EXERCISE BRIEF — If a line below includes the string "List", copy it.

RECORDS FOR PROCESSING —
»»

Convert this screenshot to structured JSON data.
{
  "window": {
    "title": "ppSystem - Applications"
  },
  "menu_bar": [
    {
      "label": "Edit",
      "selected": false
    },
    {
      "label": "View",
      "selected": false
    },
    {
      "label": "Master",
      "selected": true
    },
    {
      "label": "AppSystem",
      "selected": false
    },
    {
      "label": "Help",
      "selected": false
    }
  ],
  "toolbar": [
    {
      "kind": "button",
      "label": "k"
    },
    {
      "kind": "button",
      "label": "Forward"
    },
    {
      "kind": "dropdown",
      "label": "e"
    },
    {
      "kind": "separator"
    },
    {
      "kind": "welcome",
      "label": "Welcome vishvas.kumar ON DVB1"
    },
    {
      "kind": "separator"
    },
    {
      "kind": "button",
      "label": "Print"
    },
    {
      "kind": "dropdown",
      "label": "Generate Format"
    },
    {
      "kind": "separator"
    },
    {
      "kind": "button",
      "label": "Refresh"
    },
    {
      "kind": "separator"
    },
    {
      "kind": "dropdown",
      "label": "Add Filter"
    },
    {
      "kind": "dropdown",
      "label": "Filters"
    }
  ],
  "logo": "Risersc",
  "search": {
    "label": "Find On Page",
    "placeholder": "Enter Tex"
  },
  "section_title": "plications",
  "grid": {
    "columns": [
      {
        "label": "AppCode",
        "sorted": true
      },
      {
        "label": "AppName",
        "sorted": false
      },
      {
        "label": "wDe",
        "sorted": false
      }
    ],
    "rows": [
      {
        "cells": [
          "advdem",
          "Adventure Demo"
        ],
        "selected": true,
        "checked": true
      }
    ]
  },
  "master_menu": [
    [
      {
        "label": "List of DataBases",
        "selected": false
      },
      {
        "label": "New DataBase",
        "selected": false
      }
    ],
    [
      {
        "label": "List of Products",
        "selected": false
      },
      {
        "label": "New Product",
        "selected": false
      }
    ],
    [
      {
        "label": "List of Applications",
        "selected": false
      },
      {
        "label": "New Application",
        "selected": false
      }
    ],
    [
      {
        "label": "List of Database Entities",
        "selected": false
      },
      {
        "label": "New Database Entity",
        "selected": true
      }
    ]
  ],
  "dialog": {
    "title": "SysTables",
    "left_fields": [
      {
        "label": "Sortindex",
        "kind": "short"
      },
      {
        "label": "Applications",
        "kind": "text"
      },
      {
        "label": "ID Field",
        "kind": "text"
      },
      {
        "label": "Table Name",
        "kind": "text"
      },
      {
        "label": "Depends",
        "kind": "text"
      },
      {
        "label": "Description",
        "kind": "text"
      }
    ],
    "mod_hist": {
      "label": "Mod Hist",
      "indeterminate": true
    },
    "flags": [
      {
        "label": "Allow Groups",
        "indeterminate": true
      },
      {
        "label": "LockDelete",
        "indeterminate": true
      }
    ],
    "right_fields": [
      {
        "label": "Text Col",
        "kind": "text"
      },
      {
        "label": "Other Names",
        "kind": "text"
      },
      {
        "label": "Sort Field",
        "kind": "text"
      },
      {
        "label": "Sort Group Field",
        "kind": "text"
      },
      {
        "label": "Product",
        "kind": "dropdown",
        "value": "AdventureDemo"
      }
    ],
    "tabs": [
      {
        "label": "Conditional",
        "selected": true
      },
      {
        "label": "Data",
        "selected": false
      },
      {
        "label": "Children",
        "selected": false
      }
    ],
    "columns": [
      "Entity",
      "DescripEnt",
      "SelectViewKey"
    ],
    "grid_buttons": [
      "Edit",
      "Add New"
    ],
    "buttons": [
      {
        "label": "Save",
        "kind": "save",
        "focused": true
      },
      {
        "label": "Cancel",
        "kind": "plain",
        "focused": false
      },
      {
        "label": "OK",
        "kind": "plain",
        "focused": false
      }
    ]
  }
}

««

RESULT —
        "label": "List of DataBases",
        "label": "List of Products",
        "label": "List of Applications",
        "label": "List of Database Entities",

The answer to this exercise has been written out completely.